Resolution No. 3. Get rid of ground covers and mulch, or at least some of both. The latest thought on good gardening practices is that it’s better to place plants closer together and let them form a natural barrier to weeds. My mom should start with a small area so that she can see for herself how this new practice might be applied here. She doesn’t have to go cold turkey on the pine needle mulch just yet.
Resolution No. 4. Practice impulse control when considering new plants. Even though we still have lots of space, my mom only has a finite amount of energy, and some areas of the garden are crowded. I know that what I’m saying is gardening heresy, but we don’t need anymore new plants; we need to take better care of the ones that we have.
Resolution No. 5. Plant more vegetables. Last year, my mom got lazy and didn’t plant many vegetables. For example, she only grew a few plants of several kinds of peppers. The result was that I got into serious trouble for picking and devouring most of the red bell peppers. I just love them and can’t help myself. The shishitos? My mom can have all of them. I wish she would plant tomatoes and watermelons again too. I just love both when they’ve been warmed by the late afternoon sun, and stolen fruit is the best.
Most of all, I wish my mom would let me dig more. I’m an excellent excavator, but I hardly ever get to practice. Apparently digging and turning the soil are no longer considered best practices. They harm the structure of the soil, not to mention the mycorrhiza.
Oh, well, happy new year, fellow gardeners. If you need any help digging, well, you know where I am.

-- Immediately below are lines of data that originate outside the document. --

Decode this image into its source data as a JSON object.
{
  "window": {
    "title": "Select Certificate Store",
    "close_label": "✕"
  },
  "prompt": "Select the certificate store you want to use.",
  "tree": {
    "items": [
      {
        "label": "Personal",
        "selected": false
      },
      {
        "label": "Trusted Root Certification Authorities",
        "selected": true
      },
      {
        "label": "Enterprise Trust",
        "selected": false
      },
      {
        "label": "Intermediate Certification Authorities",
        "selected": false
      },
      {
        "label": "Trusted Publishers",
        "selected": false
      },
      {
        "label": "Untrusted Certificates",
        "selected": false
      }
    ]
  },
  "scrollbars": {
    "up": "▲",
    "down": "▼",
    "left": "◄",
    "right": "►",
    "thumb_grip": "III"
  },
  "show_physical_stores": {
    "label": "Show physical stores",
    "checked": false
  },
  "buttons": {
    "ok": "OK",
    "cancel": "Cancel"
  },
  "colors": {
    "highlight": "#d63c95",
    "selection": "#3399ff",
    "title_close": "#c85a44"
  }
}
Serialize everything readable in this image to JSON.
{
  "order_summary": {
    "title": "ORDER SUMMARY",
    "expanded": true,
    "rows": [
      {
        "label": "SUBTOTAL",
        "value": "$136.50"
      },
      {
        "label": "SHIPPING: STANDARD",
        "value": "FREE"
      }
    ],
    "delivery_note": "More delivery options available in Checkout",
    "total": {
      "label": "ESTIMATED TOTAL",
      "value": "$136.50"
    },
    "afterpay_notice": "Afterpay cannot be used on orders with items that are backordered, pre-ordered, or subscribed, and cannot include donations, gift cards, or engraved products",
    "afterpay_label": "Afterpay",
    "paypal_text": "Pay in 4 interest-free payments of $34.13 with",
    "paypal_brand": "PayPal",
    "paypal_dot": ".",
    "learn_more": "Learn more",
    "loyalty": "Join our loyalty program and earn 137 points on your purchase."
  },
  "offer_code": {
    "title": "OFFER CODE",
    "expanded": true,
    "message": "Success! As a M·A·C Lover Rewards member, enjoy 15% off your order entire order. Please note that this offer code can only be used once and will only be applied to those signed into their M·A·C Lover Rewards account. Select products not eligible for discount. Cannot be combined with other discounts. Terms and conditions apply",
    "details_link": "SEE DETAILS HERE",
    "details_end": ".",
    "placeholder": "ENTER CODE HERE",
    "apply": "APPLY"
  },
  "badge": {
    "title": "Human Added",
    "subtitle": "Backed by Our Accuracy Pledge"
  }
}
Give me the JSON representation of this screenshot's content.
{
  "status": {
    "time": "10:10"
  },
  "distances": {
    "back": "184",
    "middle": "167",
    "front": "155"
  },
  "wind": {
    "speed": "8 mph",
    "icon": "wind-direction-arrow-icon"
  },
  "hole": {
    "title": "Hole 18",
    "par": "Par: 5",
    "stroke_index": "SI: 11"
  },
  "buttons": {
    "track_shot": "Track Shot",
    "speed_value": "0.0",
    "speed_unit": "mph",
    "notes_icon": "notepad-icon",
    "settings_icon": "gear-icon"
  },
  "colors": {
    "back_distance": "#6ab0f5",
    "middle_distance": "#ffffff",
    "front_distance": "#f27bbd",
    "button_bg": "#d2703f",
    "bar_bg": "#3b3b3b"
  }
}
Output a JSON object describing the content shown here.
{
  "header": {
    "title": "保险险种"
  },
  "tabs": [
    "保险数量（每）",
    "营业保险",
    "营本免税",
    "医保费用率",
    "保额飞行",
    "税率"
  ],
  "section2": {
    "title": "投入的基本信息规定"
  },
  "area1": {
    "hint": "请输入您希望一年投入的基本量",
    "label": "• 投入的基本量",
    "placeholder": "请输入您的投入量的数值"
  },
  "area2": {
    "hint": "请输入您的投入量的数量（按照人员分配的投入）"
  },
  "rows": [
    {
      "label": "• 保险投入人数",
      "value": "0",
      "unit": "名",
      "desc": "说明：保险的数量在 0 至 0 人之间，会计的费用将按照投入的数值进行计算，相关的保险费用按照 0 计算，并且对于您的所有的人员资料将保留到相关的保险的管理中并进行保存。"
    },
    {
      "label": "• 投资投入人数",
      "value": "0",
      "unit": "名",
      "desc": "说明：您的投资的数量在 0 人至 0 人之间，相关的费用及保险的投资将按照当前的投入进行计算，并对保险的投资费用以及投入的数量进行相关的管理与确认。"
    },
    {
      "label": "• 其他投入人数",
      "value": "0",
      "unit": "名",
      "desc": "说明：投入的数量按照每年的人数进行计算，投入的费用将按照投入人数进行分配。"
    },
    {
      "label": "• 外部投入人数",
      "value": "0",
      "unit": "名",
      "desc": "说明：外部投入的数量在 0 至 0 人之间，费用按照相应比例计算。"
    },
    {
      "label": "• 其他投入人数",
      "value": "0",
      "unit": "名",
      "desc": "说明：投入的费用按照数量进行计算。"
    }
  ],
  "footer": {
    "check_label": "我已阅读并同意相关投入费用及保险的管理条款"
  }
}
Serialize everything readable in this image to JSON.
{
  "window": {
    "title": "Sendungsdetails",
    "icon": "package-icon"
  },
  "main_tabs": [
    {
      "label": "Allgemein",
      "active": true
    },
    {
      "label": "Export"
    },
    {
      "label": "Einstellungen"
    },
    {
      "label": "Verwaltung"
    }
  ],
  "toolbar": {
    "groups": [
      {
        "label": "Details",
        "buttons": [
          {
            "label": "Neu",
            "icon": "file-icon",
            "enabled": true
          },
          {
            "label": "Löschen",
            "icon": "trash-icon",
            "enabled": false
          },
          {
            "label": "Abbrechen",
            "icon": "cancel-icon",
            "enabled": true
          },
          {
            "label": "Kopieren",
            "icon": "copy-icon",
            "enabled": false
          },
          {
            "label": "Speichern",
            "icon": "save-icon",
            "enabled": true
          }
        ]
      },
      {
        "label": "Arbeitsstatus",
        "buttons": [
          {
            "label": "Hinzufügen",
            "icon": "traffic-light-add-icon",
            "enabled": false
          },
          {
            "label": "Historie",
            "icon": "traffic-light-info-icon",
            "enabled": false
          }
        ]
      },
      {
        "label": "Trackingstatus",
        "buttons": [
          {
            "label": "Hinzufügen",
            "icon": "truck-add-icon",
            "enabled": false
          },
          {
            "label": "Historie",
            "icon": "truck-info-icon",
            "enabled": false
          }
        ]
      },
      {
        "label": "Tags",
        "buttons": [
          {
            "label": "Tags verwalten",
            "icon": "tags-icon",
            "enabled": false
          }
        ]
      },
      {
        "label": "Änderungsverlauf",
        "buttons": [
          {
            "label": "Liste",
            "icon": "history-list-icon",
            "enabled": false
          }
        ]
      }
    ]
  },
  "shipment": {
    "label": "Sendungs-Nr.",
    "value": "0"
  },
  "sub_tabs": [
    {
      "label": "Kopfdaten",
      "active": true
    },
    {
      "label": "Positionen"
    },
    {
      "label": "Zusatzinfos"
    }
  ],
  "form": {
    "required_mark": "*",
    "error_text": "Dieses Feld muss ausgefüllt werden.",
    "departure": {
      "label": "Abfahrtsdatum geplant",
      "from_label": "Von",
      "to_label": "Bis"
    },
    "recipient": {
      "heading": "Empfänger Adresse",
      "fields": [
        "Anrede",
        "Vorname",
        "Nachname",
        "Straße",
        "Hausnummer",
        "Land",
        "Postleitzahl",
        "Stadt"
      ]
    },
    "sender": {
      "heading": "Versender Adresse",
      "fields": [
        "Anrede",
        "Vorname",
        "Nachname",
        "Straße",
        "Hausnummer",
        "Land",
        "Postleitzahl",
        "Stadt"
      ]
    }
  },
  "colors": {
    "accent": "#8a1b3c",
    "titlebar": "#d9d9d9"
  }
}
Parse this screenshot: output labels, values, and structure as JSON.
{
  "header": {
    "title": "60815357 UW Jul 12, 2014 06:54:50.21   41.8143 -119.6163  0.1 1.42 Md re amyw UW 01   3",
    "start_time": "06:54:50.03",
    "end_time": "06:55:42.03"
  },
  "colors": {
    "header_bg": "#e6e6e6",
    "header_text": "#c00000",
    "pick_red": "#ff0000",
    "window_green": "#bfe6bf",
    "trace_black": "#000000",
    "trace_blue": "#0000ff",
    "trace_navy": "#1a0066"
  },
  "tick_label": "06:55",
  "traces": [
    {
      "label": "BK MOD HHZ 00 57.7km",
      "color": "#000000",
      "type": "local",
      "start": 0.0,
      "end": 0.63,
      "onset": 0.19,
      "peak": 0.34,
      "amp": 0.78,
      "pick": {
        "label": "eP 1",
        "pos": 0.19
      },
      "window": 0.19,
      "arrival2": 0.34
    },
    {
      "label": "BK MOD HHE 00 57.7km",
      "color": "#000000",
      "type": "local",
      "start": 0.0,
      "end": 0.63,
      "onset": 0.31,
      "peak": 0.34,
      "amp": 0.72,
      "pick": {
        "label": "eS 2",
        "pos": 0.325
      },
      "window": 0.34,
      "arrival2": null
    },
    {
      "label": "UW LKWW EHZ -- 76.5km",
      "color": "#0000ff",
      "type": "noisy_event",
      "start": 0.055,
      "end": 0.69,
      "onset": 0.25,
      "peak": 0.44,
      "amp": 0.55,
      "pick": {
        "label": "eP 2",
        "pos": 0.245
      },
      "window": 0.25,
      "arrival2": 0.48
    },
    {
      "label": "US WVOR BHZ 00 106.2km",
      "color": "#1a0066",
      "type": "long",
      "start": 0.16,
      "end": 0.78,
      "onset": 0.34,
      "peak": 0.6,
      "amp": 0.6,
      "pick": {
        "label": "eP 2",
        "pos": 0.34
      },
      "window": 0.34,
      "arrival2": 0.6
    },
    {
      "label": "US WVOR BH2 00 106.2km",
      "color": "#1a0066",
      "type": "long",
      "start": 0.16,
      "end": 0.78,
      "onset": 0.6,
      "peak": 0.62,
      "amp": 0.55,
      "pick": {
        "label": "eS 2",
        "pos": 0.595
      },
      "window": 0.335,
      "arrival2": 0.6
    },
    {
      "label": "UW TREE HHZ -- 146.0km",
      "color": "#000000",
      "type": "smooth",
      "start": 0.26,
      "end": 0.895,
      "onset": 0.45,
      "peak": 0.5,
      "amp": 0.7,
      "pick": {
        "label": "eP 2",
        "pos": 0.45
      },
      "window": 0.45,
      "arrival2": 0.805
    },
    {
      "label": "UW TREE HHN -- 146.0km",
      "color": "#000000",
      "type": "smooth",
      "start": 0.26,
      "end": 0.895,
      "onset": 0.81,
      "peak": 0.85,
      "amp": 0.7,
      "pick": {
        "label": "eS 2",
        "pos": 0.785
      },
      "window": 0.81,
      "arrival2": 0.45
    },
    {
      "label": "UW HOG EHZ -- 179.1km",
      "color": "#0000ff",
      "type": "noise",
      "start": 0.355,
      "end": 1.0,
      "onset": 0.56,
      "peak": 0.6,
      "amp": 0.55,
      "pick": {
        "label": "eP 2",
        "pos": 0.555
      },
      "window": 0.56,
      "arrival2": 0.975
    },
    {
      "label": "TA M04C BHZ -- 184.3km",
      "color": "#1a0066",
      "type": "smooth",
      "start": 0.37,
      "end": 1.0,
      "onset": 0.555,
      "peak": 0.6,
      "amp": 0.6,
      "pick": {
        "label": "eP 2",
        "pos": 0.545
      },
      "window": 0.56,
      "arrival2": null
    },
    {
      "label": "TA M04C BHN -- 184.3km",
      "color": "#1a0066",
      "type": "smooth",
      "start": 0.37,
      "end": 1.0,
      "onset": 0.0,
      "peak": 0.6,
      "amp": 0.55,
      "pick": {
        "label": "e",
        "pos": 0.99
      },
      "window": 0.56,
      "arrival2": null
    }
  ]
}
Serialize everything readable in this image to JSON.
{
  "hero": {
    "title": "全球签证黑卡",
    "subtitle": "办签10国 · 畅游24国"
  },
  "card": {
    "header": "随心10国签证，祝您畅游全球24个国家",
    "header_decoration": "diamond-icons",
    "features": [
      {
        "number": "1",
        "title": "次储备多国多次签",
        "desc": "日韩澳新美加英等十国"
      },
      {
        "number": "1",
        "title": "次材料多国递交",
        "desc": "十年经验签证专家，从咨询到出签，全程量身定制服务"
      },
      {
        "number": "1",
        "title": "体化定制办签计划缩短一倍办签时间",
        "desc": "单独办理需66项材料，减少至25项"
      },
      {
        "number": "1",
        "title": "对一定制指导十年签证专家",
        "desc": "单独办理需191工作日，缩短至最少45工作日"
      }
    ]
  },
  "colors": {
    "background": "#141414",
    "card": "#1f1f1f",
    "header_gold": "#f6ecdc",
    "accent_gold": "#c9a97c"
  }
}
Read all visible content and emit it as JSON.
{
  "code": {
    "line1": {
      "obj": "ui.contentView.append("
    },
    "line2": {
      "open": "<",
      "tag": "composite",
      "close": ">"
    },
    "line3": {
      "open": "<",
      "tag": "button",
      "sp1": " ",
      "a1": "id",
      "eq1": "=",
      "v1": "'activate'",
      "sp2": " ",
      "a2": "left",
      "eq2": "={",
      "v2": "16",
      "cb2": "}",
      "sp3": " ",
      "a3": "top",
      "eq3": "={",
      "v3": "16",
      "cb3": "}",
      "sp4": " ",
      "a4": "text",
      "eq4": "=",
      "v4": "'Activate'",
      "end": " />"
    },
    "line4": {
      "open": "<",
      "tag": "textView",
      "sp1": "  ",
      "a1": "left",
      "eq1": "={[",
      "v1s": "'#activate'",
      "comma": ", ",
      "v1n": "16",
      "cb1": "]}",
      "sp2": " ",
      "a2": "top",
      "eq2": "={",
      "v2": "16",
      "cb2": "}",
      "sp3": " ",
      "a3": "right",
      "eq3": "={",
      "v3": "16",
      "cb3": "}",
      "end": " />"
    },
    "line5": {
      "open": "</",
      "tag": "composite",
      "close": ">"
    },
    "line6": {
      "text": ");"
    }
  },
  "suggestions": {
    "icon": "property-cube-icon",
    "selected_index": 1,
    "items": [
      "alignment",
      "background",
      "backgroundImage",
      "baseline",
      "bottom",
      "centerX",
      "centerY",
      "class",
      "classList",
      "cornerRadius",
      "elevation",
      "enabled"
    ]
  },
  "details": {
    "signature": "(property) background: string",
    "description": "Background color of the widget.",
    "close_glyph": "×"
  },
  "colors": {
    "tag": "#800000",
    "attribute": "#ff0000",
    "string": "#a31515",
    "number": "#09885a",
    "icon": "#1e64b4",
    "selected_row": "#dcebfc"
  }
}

DR. CYNTHIA WOOD is a master gardener who writes two columns for The Herald. She can be reached at firstname.lastname@example.org.